Next time you’re reading Elena Ferrante, or Roberto Bolaño, or Leo Tolstoy, think about this.
When you buy a book in translation, only a few pennies of that money are going to the translator–you know, the person who agonized over every word to bring you an incredible story from halfway around the world. In fact, many translators don’t even earn a royalty, so they’re not getting any of your money.
If literary translators weren’t working for pennies, the only other way you could explore these masterpieces of international literature would be to actually learn a foreign language. And how much would that cost?
New music! Sometimes old music. Music that we love!
This will sound ridiculous to anyone who knows Elvis, but I somehow never quite understood his gospel roots. Elvis was always a caricature to me. So when I took a little time to listen to some of these early tracks recently, I really enjoyed the vocal-driven gospel stuff. This was one of the highlights for me–it’s simple, its energy is infectious, and it’s just so… Elvis!
Intoxication doesn’t just happen. It’s an art, one that requires talent and application. Haphazard drinking leads nowhere.
While there is often something miraculous about the first time one gets really plastered, this is only thanks to proverbial beginner’s luck: by definition, it will not happen again.
For years, I drank the way most people do: depending on the party, I consumed drinks of varying strength, in hopes of reaching that state of heady inebriation which makes life bearable, and all I achieved for my pains was a hangover. And yet I have never stopped believing that my quest might be turned to better advantage.
My experimental temperament gained the upper hand. I was like those shamans in the Amazon who, before they begin to chew away on some unknown plant, subject themselves to draconian diets, the better to unveil its hidden powers; I resorted to the oldest investigatory technique on the planet: I fasted. Asceticism is an instinctive way to create the inner void that is indispensable to any scientific discovery.
photo by Catherine Opie
I can’t remember the first time I heard of Eileen Myles, but I remember singing along to Le Tigre’s feminist anthem “Hot Topic,” in which they list feminist, LGBTQ, and progressive artists. Myles is one of them.
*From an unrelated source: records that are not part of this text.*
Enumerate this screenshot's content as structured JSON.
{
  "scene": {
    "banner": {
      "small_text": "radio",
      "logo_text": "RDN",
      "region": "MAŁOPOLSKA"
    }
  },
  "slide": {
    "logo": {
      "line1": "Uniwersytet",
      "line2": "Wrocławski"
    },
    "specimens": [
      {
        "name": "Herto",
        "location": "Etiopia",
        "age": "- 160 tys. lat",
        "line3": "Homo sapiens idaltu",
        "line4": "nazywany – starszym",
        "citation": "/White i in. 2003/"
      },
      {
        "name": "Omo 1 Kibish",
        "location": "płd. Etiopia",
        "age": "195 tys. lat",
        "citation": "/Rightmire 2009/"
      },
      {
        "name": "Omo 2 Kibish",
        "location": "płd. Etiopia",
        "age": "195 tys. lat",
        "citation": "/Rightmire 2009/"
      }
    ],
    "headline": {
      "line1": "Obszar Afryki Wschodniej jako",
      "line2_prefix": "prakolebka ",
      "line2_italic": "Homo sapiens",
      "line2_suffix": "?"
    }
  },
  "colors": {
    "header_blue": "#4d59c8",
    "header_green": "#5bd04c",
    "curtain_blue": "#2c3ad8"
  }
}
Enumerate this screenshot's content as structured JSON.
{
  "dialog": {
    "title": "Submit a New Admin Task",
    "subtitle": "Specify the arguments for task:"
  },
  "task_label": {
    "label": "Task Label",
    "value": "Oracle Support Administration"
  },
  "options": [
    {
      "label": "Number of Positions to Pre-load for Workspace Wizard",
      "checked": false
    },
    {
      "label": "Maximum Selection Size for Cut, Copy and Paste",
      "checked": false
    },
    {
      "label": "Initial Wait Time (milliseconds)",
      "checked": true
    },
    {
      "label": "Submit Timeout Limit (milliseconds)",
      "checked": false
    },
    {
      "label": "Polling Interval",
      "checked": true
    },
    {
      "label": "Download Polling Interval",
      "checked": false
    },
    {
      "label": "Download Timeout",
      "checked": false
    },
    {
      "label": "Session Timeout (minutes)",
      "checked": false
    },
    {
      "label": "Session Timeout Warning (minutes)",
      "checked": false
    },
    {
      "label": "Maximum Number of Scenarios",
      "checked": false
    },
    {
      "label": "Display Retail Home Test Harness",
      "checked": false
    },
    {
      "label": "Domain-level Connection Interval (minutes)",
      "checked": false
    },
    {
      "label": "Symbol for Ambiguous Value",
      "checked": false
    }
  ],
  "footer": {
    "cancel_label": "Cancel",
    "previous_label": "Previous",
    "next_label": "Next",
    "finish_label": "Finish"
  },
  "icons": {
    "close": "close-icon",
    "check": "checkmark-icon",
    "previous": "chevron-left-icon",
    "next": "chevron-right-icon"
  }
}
When Inferno came out, I saw the reviews on my Facebook feed, and knew I had to read this book, subtitled “a poet’s novel.” The writing felt like Myles was talking right to me.
Myles taught a class in my graduate writing program, and I immediately signed up. We studied all kinds of works, in all genres, and she challenged us to read and write things that pushed up against the boundaries we had set for ourselves—and the boundaries that were set for us. That’s when I first read Chelsea Girls.
Chelsea Girls has recently been reissued, along with a collection of Myles’ old and new poems, I Must be Living Twice. Myles took time out of her book tour to answer a few questions.
I know you’ve been with smaller publishing houses before, but Ecco and HarperCollins are pretty big. What prompted the switch. Do you think this has any bigger implications for poetry? Continue reading
I’ve never felt scared of death. When people ask if I’m scared of death I say no. When I attempted to scratch at my wrists in fifth grade, I did not feel scared. I remember my father’s befuddled face: Did you know you could have DIED?
But I’ve always felt scared of the lead-up to death. Death, once I hit it, I imagine to be a sweet release—when there’s nothing to be done about it, I can relax. What I fear is the part when I don’t know if there’s anything to be done, the part when I’m trying to figure out whether to hold on or not.
Reading Alexandra Kleeman’s debut novel You Too Can Have A Body Like Mine is like staggering through this anxious interstitial space where you’re not sure if you’re about to die. The book is about a relationship between a city-dwelling young woman, A, her roommate, B, and her boyfriend, C, with whom she mostly watches television and has silent sex as pornography lopes on in the background. Like many close female friends, A and B begin to look alike, diet together, and encourage each other to avoid calories. Like the most skillful postmodernists, Kleeman takes these “normal” contemporary tendencies and stretches them just a bit past what we know.